A lot of Christians are saying very interesting things about what this election means. I find it rather arrogant to interpret current events as God’s divine action. Who are you to know what God is doing? It requires a lot of backpedaling. Assuming you can pick one candidate that God would choose (which you can’t), you could pray for God to let that candidate win. If the candidate wins, you claim God answered your prayer. What powerful faith you have. If the candidate loses, it must not have been God’s will. Now God is going to take us through a time of judgment and persecution to refine his people. Perhaps in another four years we’ll have the privilege of God’s favor.
Somehow I don’t think God works like that.
I’ve heard others say interesting things about God; that he doesn’t care about Social Security or prescription drug benefits, but he does care about abortion–the Bible says so. If God doesn’t care about Social Security, what does he care about? For some seniors, Social Security is their livelihood. Are you saying God doesn’t care about some people’s livelihood? If he doesn’t care about my livelihood, what else doesn’t he care about? Suddenly you have a very impersonal God. I’m sorry, but my God cares about little insignificant things in my life. I’m not saying he’s going to damn me to hell for drinking Pepsi instead of Coke, but he does care about the details of my life.
And then there are Christians who complain but do nothing. I probably fit this bill. We complain about problems but we don’t work to fix them. We decry the evils of abortion, but a pro-life vote every four years is all we can manage. We plead for someone to help the poor and the hungry, but we look the other way and coincidentally live on the other side of town. We demand that prayer be allowed in schools, but do little to support the fledgling Bible studies already in existence in high schools across the country. I realize we’re all busy people and can only do so much, but if that’s the case maybe we shouldn’t be so vocal.

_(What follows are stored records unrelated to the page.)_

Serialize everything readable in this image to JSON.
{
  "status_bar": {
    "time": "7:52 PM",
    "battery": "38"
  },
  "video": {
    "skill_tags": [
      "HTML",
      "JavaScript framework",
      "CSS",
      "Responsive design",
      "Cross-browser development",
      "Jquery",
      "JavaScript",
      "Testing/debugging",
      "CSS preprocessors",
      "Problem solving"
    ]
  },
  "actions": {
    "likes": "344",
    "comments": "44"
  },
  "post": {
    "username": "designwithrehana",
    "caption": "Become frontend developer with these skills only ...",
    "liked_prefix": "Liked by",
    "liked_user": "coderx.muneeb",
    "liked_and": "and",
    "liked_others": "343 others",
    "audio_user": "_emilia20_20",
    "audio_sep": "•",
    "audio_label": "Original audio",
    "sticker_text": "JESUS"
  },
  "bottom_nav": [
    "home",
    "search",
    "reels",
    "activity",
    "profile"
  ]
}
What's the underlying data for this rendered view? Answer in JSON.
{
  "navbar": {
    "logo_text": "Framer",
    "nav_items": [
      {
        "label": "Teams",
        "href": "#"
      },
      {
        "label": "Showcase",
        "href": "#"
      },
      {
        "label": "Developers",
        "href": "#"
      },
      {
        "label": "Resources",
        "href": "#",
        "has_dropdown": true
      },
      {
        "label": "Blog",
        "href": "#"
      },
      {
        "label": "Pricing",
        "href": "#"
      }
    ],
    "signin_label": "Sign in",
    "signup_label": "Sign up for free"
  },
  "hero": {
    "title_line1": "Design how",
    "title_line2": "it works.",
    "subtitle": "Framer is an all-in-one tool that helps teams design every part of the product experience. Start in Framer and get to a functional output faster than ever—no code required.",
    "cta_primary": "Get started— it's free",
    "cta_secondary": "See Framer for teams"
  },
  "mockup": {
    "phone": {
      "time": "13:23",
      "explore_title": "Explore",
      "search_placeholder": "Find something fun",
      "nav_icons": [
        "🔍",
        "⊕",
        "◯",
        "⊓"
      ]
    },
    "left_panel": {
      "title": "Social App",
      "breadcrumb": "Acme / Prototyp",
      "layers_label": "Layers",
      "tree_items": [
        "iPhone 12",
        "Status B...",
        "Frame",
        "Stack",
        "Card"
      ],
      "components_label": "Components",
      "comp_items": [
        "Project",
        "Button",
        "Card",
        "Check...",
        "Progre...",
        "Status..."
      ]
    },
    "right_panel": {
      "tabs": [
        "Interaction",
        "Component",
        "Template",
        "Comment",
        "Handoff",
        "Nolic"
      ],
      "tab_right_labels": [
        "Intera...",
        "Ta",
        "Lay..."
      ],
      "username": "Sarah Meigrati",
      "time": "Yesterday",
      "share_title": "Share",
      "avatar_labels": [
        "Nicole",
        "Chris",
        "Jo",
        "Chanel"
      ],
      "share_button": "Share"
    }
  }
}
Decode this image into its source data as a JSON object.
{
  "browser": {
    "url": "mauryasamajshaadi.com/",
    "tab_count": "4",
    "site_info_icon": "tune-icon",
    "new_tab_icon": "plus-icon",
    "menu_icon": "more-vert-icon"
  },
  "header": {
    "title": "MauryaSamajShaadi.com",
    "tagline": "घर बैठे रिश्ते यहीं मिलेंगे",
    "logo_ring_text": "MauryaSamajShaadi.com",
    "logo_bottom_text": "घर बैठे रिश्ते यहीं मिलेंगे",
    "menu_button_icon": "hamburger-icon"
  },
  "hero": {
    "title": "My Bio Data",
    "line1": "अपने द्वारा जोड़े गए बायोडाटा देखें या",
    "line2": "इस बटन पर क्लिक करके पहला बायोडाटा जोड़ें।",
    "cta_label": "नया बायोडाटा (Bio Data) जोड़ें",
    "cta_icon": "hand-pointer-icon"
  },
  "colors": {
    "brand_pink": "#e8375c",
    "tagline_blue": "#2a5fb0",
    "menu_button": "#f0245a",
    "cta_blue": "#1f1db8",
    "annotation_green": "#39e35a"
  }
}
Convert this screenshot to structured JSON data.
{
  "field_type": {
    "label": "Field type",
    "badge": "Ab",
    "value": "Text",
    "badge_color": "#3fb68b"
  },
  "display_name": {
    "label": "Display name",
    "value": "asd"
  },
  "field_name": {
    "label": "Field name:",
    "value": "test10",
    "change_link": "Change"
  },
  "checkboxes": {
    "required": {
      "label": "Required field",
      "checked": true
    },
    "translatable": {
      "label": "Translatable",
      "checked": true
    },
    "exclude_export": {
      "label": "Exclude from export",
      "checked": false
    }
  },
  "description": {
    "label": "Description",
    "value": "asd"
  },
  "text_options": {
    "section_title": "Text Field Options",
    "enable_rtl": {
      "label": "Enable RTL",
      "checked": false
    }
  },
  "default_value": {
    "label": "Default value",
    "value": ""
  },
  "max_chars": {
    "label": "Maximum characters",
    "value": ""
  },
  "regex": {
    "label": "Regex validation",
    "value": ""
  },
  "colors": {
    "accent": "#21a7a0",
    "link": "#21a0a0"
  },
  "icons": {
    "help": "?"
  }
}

And I love it when Christians forget what they’re called to do. Go and preach the gospel, making disciples of all nations. It’s a pretty simple command. But the ‘go’ part troubles us. That involves going into a world that isn’t very friendly. And once again we start complaining. But Jesus didn’t say, “Go and complain.” At least not in my Bible.
Softly falling; covering the green grass, the bare trees, the parked cars. You can see it in the street lights, blowing at angles in the wind–but still softly falling, coating the landscape. It’s 2 a.m. and everyone but the night crew have gone home. The streets are dark and quiet, a lone set of tire prints guiding the way.
I smile, thinking of her’s. This is why I’m getting married in December: snow.
I wanted to write something funny about the election today. I tried. Not very hard, but I tried. It was going to be funny. People would read it and laugh and it would be a nice break from all the television and radio announcers talking about the latest non-developments. It was going to be funny. But it wasn’t ha-ha funny.
Snow. That’s why I love Minnesota.